“What we did here was a little bit different than how others might approach a development, because it was such a large site with such interesting possibilities for the future to do something different,” says Stephen Diamond, chief executive officer of DiamondCorp, who played a key role in the project’s formative stages. “We actually started the process by getting together representatives of the planning department and members of the local community and residents associations. We didn’t actually put pen to paper before meeting with the group a couple of times.”
Over the next few years, the developers held such meetings every few months, gathering additional suggestions and trying out ideas. “At the end of the day, when the project moved forward, we had the support not only of the planning department, but also had the residents associations coming to council and recommending the project.”
Master plan architect Pontarini sees the process as being in the spirit of community activist, urban theorist, and author Jane Jacobs, who spent the last four decades of her life in Toronto, “She greatly influenced the way that communities interact with the city and with developers, as well as the architects who work here now.”
“Steve Diamond was very amenable to working with the community,” recalls Ken Greenberg, a planning and design consultant who lives near the Well and heads the Wellington Place Residents Association. He recalls that residents’ opinions helped shape key aspects of the plan, in particular the subdividing of the parcel into smaller, pedestrian-oriented blocks with alleys.
“We’re very pleased so far with the relationship we’ve developed and what we see as the results,” Greenberg says.
He sees the Well as a model for future large-scale projects and how multiple-developer partnerships can achieve a greater diversity of uses—what he calls “radical mixed use.”
“You need a consortium to pull off something as complex and interesting as this,” Greenberg says.
Duncan also sees the Well as a template for Toronto’s mixed-use future. “I’m hard pressed to find an example of a mixed-use community that is this dense and this close to the urban core, with so many uses in it,” Duncan says. “But if we can do it, others can.”

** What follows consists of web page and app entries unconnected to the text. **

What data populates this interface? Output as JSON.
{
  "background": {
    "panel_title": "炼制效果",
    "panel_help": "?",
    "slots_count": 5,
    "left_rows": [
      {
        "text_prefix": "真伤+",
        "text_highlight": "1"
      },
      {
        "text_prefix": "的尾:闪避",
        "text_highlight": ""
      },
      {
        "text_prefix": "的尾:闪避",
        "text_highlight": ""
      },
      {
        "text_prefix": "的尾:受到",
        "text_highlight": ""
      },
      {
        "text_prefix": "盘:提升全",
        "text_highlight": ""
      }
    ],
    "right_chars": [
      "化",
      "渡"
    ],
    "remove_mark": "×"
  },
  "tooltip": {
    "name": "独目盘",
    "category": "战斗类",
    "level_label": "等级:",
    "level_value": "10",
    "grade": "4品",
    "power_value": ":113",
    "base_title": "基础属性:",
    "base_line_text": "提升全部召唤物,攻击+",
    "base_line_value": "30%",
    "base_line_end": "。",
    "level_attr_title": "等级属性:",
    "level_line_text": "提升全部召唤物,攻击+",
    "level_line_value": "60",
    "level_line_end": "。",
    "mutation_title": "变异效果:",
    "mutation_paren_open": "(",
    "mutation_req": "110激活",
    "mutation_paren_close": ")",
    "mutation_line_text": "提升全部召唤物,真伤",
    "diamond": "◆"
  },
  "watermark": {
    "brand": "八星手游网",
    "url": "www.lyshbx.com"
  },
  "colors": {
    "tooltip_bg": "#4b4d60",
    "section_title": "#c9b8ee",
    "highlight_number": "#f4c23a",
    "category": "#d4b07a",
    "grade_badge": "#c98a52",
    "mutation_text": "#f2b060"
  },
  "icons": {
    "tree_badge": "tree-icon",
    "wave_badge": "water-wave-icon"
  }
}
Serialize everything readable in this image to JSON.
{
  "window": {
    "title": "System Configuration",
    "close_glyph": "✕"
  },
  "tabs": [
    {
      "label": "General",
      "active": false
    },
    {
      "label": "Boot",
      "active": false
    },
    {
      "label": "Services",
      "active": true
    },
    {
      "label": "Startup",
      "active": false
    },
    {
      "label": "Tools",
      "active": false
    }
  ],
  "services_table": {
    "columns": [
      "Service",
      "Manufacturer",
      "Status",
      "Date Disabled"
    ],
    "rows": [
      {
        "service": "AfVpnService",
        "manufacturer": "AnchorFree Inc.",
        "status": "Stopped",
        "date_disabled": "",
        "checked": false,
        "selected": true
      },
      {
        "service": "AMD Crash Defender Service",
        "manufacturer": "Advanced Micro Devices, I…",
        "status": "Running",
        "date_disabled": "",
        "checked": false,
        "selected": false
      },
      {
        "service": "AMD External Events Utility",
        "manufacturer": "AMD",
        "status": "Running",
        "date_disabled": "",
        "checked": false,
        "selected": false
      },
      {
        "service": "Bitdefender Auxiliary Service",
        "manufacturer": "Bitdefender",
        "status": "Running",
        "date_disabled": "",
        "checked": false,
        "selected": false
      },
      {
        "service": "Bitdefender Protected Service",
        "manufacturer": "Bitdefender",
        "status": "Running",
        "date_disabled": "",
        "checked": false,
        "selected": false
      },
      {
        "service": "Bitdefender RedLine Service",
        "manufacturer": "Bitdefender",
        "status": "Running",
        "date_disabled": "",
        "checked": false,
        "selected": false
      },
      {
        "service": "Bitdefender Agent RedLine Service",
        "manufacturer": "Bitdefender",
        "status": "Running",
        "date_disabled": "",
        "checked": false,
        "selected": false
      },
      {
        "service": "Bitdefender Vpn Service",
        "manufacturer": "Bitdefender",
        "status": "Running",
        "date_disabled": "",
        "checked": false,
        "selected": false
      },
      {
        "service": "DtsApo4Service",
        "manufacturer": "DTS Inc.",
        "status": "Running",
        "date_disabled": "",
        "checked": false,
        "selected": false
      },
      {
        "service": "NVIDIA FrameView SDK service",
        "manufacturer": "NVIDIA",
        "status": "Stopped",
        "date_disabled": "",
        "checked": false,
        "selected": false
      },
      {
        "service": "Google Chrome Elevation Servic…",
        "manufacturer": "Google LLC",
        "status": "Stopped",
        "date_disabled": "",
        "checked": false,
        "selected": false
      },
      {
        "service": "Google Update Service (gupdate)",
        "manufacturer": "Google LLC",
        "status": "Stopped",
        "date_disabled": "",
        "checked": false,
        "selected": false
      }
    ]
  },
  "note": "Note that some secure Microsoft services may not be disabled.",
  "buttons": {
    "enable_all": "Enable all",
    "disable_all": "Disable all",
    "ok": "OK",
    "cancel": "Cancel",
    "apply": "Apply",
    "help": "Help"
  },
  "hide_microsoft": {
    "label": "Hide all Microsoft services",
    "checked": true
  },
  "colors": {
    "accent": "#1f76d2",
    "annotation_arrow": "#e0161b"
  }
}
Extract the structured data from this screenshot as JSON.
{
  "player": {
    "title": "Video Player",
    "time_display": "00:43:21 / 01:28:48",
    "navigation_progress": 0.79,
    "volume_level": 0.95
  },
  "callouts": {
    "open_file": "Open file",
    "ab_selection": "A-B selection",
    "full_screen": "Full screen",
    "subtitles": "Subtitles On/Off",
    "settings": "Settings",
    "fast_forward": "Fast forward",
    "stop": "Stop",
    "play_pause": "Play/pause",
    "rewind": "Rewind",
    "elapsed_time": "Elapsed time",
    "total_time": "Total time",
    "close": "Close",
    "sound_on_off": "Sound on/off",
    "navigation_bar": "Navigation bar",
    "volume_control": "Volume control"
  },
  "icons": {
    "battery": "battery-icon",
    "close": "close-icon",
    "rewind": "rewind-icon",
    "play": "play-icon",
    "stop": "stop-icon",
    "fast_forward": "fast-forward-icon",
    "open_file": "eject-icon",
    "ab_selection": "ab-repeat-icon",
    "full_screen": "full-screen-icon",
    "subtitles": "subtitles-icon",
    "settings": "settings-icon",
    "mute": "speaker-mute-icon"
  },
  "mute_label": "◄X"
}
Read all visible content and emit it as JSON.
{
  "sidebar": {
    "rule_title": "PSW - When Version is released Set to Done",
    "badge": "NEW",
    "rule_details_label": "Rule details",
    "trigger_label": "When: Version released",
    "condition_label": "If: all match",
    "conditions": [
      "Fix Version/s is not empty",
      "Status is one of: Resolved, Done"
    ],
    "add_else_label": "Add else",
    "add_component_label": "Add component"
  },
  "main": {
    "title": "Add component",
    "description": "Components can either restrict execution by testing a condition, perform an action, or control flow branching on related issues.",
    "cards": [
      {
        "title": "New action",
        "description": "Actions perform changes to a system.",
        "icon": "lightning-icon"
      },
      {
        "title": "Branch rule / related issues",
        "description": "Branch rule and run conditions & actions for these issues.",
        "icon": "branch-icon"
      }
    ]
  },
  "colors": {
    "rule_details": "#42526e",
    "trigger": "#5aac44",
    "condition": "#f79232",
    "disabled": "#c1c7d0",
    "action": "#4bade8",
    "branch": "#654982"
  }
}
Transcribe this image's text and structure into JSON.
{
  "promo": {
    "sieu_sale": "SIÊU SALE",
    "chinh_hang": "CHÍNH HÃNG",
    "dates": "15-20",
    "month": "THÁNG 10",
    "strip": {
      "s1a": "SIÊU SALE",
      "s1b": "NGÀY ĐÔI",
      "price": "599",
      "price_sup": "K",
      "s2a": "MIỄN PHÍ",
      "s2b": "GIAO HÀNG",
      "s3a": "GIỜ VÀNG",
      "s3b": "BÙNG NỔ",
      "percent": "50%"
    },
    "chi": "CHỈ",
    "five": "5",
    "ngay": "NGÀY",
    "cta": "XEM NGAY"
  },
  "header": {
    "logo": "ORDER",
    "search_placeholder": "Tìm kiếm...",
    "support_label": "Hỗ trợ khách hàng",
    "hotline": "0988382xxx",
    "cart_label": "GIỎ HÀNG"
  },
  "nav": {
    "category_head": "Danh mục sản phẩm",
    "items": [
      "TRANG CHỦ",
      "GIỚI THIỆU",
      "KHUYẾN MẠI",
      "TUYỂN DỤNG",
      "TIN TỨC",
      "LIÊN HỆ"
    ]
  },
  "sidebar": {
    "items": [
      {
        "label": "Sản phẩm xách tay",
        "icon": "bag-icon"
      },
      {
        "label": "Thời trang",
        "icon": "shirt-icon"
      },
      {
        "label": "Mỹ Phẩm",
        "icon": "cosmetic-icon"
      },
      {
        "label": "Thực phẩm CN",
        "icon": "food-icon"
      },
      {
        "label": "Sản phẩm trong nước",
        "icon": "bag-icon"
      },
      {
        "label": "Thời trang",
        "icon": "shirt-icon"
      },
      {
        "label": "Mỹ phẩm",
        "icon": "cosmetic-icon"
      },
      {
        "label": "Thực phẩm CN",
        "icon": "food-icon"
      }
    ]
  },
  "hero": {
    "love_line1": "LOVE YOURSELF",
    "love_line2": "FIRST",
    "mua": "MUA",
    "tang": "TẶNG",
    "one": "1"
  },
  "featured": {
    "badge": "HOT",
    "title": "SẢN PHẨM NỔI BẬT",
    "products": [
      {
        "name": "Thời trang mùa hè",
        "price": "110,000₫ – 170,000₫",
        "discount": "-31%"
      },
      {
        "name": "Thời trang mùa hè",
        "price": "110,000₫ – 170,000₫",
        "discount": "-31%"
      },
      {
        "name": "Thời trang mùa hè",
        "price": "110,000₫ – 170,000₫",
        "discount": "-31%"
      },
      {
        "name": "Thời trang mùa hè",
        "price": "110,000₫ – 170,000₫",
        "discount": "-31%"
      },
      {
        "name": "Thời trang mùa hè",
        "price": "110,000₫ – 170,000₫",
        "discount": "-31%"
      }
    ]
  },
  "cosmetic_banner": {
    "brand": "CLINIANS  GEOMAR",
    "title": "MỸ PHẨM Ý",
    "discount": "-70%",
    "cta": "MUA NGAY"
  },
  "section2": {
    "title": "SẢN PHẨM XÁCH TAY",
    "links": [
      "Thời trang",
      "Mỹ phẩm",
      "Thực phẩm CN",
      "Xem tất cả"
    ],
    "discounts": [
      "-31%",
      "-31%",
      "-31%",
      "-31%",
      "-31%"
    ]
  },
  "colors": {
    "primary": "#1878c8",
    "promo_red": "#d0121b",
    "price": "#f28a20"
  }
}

PATRICK J. KIGER is a Washington, D.C.–area journalist and author.